It was the first time I’d seen MP’s as the sensible ones protecting all of us, and that was refreshing. 

MPs working for us against the bureaucrats? Who’d have thought.

One of the interesting things we did was to follow the procedure of how questions are asked in the House.

The whole process builds in intensity over the day and I can understand how they all get caught up in the drama of it all.

The problem is that while they all think it’s a really big deal getting to ask a question in the House, but none of the rest of us care. In fact most of us are appalled by their behaviour in the Chamber.

It was fascinating watching the reaction of school kids who’d come to see democracy in action. Their faces alternated between amusement and disbelief that our nation’s leaders could be acting like this. 

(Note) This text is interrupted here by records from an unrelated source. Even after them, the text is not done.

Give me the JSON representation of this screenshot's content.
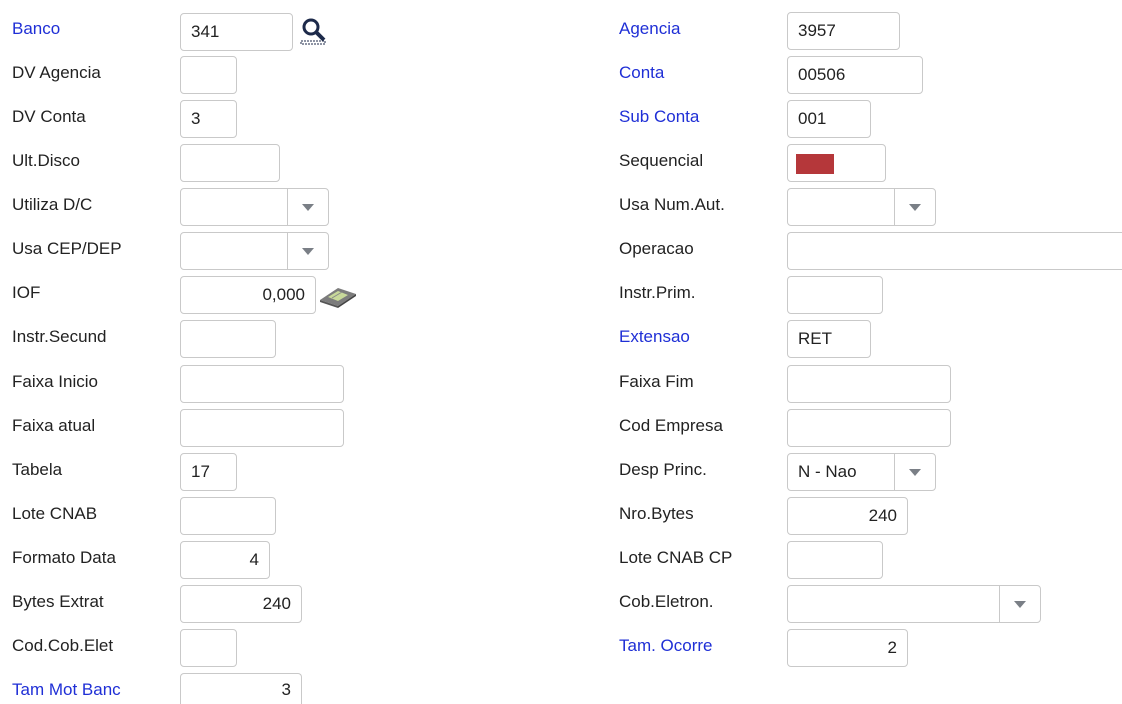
{
  "left": {
    "banco": {
      "label": "Banco",
      "value": "341",
      "required": true
    },
    "dv_agencia": {
      "label": "DV Agencia",
      "value": ""
    },
    "dv_conta": {
      "label": "DV Conta",
      "value": "3"
    },
    "ult_disco": {
      "label": "Ult.Disco",
      "value": ""
    },
    "utiliza_dc": {
      "label": "Utiliza D/C",
      "value": ""
    },
    "usa_cep_dep": {
      "label": "Usa CEP/DEP",
      "value": ""
    },
    "iof": {
      "label": "IOF",
      "value": "0,000"
    },
    "instr_secund": {
      "label": "Instr.Secund",
      "value": ""
    },
    "faixa_inicio": {
      "label": "Faixa Inicio",
      "value": ""
    },
    "faixa_atual": {
      "label": "Faixa atual",
      "value": ""
    },
    "tabela": {
      "label": "Tabela",
      "value": "17"
    },
    "lote_cnab": {
      "label": "Lote CNAB",
      "value": ""
    },
    "formato_data": {
      "label": "Formato Data",
      "value": "4"
    },
    "bytes_extrat": {
      "label": "Bytes Extrat",
      "value": "240"
    },
    "cod_cob_elet": {
      "label": "Cod.Cob.Elet",
      "value": ""
    },
    "tam_mot_banc": {
      "label": "Tam Mot Banc",
      "value": "3",
      "required": true
    }
  },
  "right": {
    "agencia": {
      "label": "Agencia",
      "value": "3957",
      "required": true
    },
    "conta": {
      "label": "Conta",
      "value": "00506",
      "required": true
    },
    "sub_conta": {
      "label": "Sub Conta",
      "value": "001",
      "required": true
    },
    "sequencial": {
      "label": "Sequencial",
      "color": "#b5373a"
    },
    "usa_num_aut": {
      "label": "Usa Num.Aut.",
      "value": ""
    },
    "operacao": {
      "label": "Operacao",
      "value": ""
    },
    "instr_prim": {
      "label": "Instr.Prim.",
      "value": ""
    },
    "extensao": {
      "label": "Extensao",
      "value": "RET",
      "required": true
    },
    "faixa_fim": {
      "label": "Faixa Fim",
      "value": ""
    },
    "cod_empresa": {
      "label": "Cod Empresa",
      "value": ""
    },
    "desp_princ": {
      "label": "Desp Princ.",
      "value": "N - Nao"
    },
    "nro_bytes": {
      "label": "Nro.Bytes",
      "value": "240"
    },
    "lote_cnab_cp": {
      "label": "Lote CNAB CP",
      "value": ""
    },
    "cob_eletron": {
      "label": "Cob.Eletron.",
      "value": ""
    },
    "tam_ocorre": {
      "label": "Tam. Ocorre",
      "value": "2",
      "required": true
    }
  },
  "icons": {
    "lookup": "magnifier-icon",
    "calculator": "calculator-icon"
  },
  "colors": {
    "required_label": "#1f2fd6",
    "label": "#222222",
    "border": "#c9c9c9"
  }
}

Ultimately though, our knowledge if what happens in Parliament comes from the media. And a lot of what we see is the antics in the debating chamber or gotcha journalism.

We see a small snapshot via a media seeking sensation and readers/viewers.

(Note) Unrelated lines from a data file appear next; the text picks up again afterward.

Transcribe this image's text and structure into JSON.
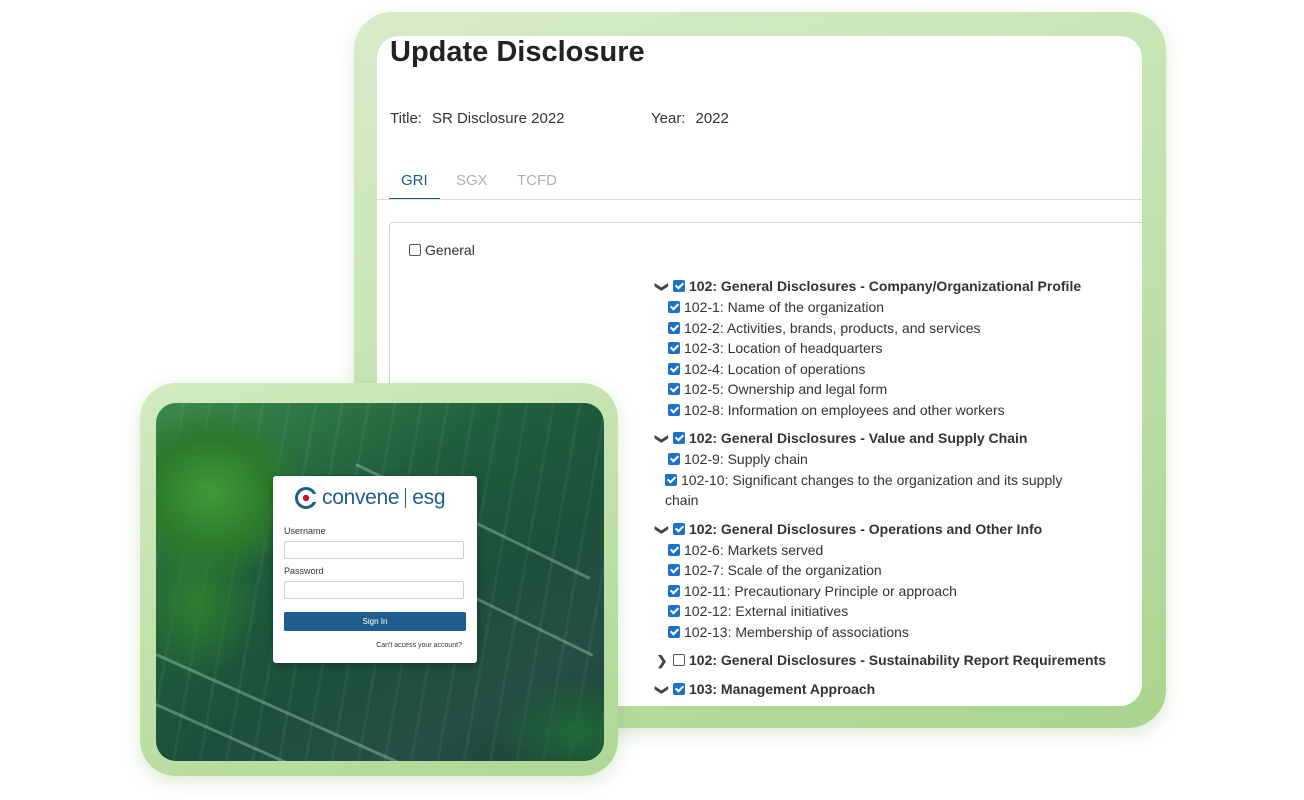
{
  "disclosure": {
    "title": "Update Disclosure",
    "title_label": "Title:",
    "title_value": "SR Disclosure 2022",
    "year_label": "Year:",
    "year_value": "2022",
    "tabs": [
      {
        "label": "GRI",
        "active": true
      },
      {
        "label": "SGX",
        "active": false
      },
      {
        "label": "TCFD",
        "active": false
      }
    ],
    "general_label": "General",
    "groups": [
      {
        "label": "102: General Disclosures - Company/Organizational Profile",
        "expanded": true,
        "checked": true,
        "items": [
          {
            "code": "102-1",
            "text": "Name of the organization"
          },
          {
            "code": "102-2",
            "text": "Activities, brands, products, and services"
          },
          {
            "code": "102-3",
            "text": "Location of headquarters"
          },
          {
            "code": "102-4",
            "text": "Location of operations"
          },
          {
            "code": "102-5",
            "text": "Ownership and legal form"
          },
          {
            "code": "102-8",
            "text": "Information on employees and other workers"
          }
        ]
      },
      {
        "label": "102: General Disclosures - Value and Supply Chain",
        "expanded": true,
        "checked": true,
        "items": [
          {
            "code": "102-9",
            "text": "Supply chain"
          },
          {
            "code": "102-10",
            "text": "Significant changes to the organization and its supply chain"
          }
        ]
      },
      {
        "label": "102: General Disclosures - Operations and Other Info",
        "expanded": true,
        "checked": true,
        "items": [
          {
            "code": "102-6",
            "text": "Markets served"
          },
          {
            "code": "102-7",
            "text": "Scale of the organization"
          },
          {
            "code": "102-11",
            "text": "Precautionary Principle or approach"
          },
          {
            "code": "102-12",
            "text": "External initiatives"
          },
          {
            "code": "102-13",
            "text": "Membership of associations"
          }
        ]
      },
      {
        "label": "102: General Disclosures - Sustainability Report Requirements",
        "expanded": false,
        "checked": false,
        "items": []
      },
      {
        "label": "103: Management Approach",
        "expanded": true,
        "checked": true,
        "items": []
      }
    ]
  },
  "login": {
    "logo_left": "convene",
    "logo_right": "esg",
    "username_label": "Username",
    "password_label": "Password",
    "signin_label": "Sign In",
    "forgot_label": "Can't access your account?"
  },
  "colors": {
    "accent": "#1f5d8c",
    "checkbox": "#1a73c8",
    "frame_green": "#bfe0a9"
  }
}
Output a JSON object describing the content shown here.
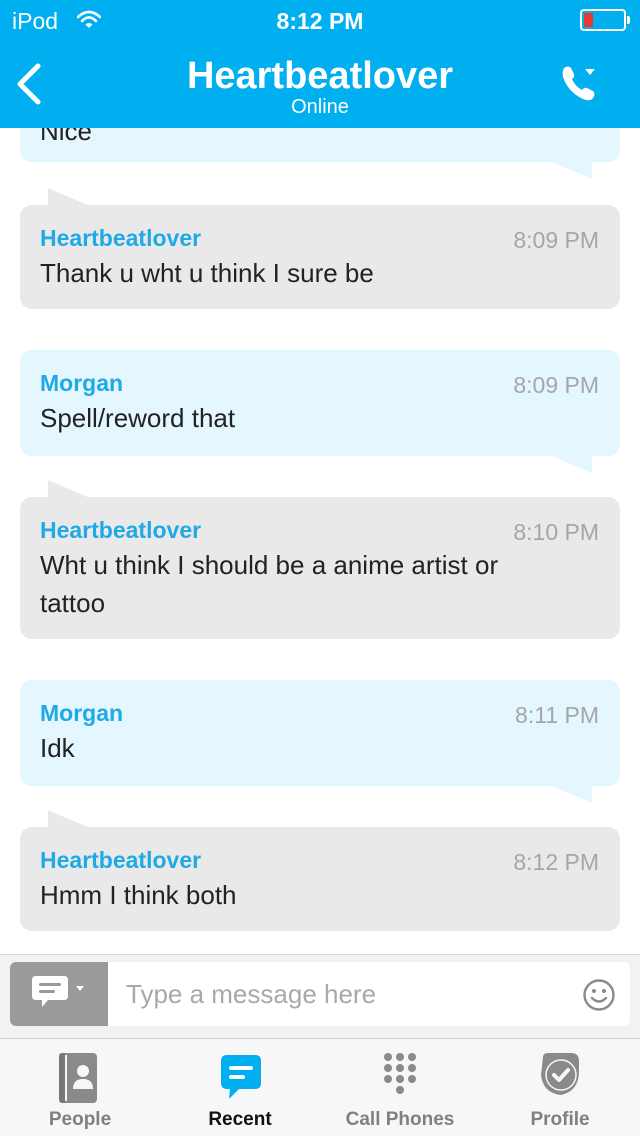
{
  "status_bar": {
    "carrier": "iPod",
    "time": "8:12 PM",
    "battery_color": "#e8392f"
  },
  "header": {
    "title": "Heartbeatlover",
    "status": "Online",
    "accent_color": "#00aff0"
  },
  "messages": [
    {
      "direction": "outgoing",
      "sender": "",
      "time": "",
      "text": "Nice"
    },
    {
      "direction": "incoming",
      "sender": "Heartbeatlover",
      "time": "8:09 PM",
      "text": "Thank u wht u think I sure be"
    },
    {
      "direction": "outgoing",
      "sender": "Morgan",
      "time": "8:09 PM",
      "text": "Spell/reword that"
    },
    {
      "direction": "incoming",
      "sender": "Heartbeatlover",
      "time": "8:10 PM",
      "text": "Wht u think I should be a anime artist or tattoo"
    },
    {
      "direction": "outgoing",
      "sender": "Morgan",
      "time": "8:11 PM",
      "text": "Idk"
    },
    {
      "direction": "incoming",
      "sender": "Heartbeatlover",
      "time": "8:12 PM",
      "text": "Hmm I think both"
    }
  ],
  "composer": {
    "placeholder": "Type a message here",
    "mode_icon": "chat-bubble-icon",
    "emoji_icon": "smiley-icon"
  },
  "tabs": [
    {
      "label": "People",
      "icon": "contacts-book-icon",
      "active": false
    },
    {
      "label": "Recent",
      "icon": "chat-bubble-icon",
      "active": true
    },
    {
      "label": "Call Phones",
      "icon": "dialpad-icon",
      "active": false
    },
    {
      "label": "Profile",
      "icon": "presence-check-icon",
      "active": false
    }
  ]
}
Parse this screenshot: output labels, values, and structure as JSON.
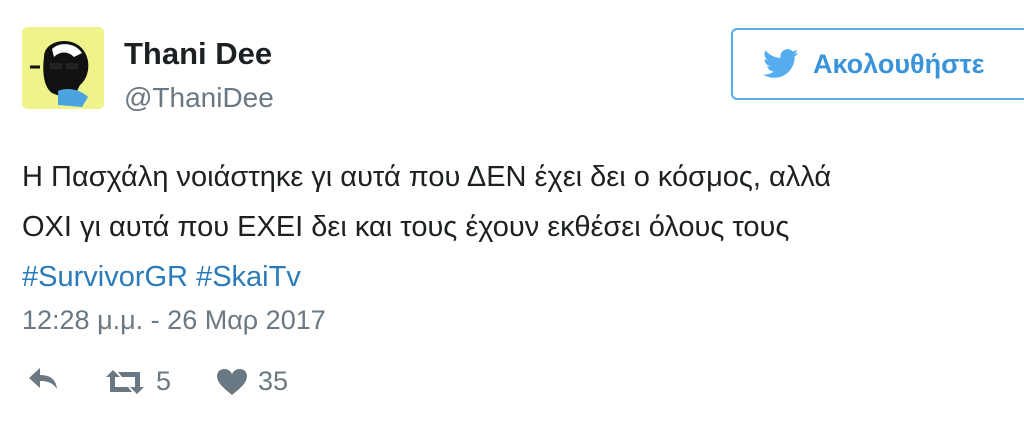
{
  "author": {
    "name": "Thani Dee",
    "handle": "@ThaniDee"
  },
  "follow_button": {
    "label": "Ακολουθήστε",
    "icon": "twitter-bird-icon"
  },
  "tweet": {
    "lines": [
      "Η Πασχάλη νοιάστηκε γι αυτά που ΔΕΝ έχει δει ο κόσμος, αλλά",
      "ΟΧΙ γι αυτά που ΕΧΕΙ δει και τους έχουν εκθέσει όλους τους"
    ],
    "hashtags": [
      "#SurvivorGR",
      "#SkaiTv"
    ],
    "timestamp": "12:28 μ.μ. - 26 Μαρ 2017"
  },
  "actions": {
    "reply": {
      "icon": "reply-icon"
    },
    "retweet": {
      "icon": "retweet-icon",
      "count": "5"
    },
    "like": {
      "icon": "heart-icon",
      "count": "35"
    }
  },
  "colors": {
    "brand_blue": "#55acee",
    "hashtag_blue": "#2b7bb9",
    "text_dark": "#1c2022",
    "text_gray": "#697882",
    "avatar_bg": "#eef48a"
  }
}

The real work in Parliament happens in select committees, and a huge amount of that work happens with politicians working together to get stuff done.

It’s not as entertaining as the silliness in the house so it doesn’t get covered.

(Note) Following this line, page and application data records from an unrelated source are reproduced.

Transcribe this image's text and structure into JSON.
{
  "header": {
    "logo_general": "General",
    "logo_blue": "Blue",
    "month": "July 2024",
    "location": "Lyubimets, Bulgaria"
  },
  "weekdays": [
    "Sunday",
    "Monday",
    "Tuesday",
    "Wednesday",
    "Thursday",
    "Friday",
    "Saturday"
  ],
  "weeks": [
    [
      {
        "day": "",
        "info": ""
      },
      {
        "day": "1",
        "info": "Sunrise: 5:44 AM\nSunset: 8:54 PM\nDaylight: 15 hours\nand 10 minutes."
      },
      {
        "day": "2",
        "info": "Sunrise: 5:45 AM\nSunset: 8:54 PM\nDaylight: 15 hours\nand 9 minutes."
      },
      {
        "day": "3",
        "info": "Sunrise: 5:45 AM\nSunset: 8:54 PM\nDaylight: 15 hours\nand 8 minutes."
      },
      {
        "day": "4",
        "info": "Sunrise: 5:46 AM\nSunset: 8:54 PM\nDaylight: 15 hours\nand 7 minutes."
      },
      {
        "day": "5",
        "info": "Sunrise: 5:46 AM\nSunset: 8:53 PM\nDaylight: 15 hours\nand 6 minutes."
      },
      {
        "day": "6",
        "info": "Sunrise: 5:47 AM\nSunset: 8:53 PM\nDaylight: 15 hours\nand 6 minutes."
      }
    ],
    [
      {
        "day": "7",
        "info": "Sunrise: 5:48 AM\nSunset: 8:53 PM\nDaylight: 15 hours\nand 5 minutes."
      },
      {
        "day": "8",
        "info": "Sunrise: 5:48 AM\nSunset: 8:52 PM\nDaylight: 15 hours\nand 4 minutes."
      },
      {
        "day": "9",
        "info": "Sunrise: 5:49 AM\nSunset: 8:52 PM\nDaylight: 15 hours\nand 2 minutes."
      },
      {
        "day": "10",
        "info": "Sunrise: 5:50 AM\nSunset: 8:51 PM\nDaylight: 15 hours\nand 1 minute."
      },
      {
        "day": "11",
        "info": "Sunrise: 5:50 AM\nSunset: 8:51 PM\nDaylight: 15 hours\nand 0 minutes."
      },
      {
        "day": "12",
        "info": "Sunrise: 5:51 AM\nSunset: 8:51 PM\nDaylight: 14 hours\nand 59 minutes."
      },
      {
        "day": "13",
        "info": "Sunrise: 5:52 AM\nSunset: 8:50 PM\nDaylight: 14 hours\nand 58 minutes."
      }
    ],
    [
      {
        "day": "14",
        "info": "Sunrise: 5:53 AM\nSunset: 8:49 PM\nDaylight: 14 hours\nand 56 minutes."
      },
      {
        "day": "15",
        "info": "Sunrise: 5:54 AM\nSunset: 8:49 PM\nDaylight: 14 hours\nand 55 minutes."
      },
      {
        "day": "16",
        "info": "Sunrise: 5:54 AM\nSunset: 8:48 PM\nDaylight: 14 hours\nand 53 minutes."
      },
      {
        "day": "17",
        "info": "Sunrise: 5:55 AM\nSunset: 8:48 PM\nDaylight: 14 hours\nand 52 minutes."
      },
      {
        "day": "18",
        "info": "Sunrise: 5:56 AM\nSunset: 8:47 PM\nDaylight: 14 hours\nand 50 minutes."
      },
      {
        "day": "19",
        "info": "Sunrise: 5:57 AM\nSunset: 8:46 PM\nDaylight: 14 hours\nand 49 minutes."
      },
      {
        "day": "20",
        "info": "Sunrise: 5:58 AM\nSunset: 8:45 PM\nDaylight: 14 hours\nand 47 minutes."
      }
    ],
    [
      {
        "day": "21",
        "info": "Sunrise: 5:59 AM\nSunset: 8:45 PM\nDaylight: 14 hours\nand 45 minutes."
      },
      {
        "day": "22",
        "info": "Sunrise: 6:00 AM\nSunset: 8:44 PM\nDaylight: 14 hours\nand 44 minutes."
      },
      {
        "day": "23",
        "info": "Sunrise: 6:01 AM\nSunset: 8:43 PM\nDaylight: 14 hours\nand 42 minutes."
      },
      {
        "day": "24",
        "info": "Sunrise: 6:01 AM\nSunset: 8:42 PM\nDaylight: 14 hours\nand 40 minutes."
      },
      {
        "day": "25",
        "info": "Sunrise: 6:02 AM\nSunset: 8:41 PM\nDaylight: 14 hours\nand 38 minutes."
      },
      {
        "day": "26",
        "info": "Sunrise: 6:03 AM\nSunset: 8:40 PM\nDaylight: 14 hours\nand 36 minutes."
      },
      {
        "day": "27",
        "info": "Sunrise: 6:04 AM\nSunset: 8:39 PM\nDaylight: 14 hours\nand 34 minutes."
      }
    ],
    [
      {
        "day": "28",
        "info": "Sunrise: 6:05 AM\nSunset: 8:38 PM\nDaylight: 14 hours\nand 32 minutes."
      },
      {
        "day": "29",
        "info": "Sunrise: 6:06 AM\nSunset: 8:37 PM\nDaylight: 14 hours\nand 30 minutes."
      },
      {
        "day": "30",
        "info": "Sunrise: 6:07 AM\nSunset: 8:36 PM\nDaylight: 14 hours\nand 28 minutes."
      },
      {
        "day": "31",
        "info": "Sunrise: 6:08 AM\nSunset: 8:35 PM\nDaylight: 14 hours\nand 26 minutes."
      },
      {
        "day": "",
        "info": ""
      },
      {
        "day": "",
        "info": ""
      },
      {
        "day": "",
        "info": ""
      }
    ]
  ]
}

Sensible and hard work doesn’t make good headlines.

And the end result of that is that we think they’re all acting like kids all the time, when actually they only behave like kids a very small percentage of the time. The rest of their day, they’re actually doing important work.

And quite a bit of that work involves working together.

At the end of my time in parliament the thing I was most concerned about was the influence of lobbyists.

I think any time a lobbyist goes to see a politician, given this is a person who’s being paid to influence politicians and policy, we should know who’s there, who they’re representing, and what was discussed. That goes for all lobbyists, whether it be a lobbyist for big alcohol or for environmental groups. 

We should all be concerned about the influence of lobbyists.

Yes, lobbyists (and often the money and vested interests behind lobbyists) have more influence on what happens than many realise.

After watching this people might say ‘you were too soft on them’. I’ll undoubtedly get emails about why I didn’t slam them on issues like inequality, or housing or any of the other weighty problems we face as a nation.

But that wasn’t the point of going. I wanted to know more about how Parliament works, not circle round the usual policy debates. So now I know that if you want to have some influence find your local MP and feed them a question they might get to ask in the House. Because if it gets asked in the House, you might just get some media attention on your issue. 

So the influential voice is not always the loudest voice in Cabinet, it is influenced by getting a loud voice for your views in the media.

This is something that’s also attempted via social media and blogs, and it sometimes succeeds, like the Red Peak flag. But it’s very competitive, there’s a lot of political and social activists competing to be the Nek Minute in the spotlight.

There are some principled, genuinely compassionate in there who really want to make a difference.

I think most are to an extent at least.

And then I think there are people that are the complete opposite.

Some seem to be hanging in there to collect healthy pay packets. Some seem to think that destruction (of their opponents) is a requisite for getting power to change things.

For us though, as voters, I’m hoping we can learn to demand more than coverage of the trivial, or the endless inane controversies, and instead expect a higher quality of debate. We should also, just by the by, lift our own game.

To an extent at least we get (from the media) what we demand or deserve. And those active in politics outside Parliament demand sensation, as long as it is applied to those they oppose.

Ordinary people (voters) are either bored by politics or turned off by the worst that the media shows them, so they are turned off rather than inspired to demand better.

So I doubt that we will see much improvement. The noisiest politicians, the noisiest journalists and the noisiest activists and lobbyists rule, and while the rest of us allow it to continue like that it will continue being like that.